Exercise material Block Start

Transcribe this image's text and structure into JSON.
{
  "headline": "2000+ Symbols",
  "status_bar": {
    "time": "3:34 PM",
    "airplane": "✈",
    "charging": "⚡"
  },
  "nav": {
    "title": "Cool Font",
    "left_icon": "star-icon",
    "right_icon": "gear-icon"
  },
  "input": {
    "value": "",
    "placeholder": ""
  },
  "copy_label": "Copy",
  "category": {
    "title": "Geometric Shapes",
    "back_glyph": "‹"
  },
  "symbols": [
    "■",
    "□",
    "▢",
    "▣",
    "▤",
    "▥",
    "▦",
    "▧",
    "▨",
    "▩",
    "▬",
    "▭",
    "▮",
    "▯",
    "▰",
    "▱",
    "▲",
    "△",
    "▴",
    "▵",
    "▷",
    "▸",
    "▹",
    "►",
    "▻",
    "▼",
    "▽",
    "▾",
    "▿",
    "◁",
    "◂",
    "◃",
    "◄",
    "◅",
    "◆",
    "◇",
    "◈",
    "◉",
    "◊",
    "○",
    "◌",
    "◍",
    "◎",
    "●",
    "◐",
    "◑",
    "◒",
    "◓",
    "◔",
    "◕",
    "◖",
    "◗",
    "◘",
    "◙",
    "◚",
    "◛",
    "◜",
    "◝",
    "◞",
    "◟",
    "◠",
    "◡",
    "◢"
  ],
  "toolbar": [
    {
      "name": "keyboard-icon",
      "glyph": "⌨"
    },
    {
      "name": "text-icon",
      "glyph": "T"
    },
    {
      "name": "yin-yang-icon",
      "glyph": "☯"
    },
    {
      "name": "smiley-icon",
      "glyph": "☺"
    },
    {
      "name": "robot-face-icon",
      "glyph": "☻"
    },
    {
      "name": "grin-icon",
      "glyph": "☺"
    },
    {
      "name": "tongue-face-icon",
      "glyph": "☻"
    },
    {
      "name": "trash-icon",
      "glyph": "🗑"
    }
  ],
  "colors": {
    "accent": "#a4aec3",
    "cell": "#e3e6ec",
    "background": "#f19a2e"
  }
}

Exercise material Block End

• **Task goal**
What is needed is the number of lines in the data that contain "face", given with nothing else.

• **Answer section**
2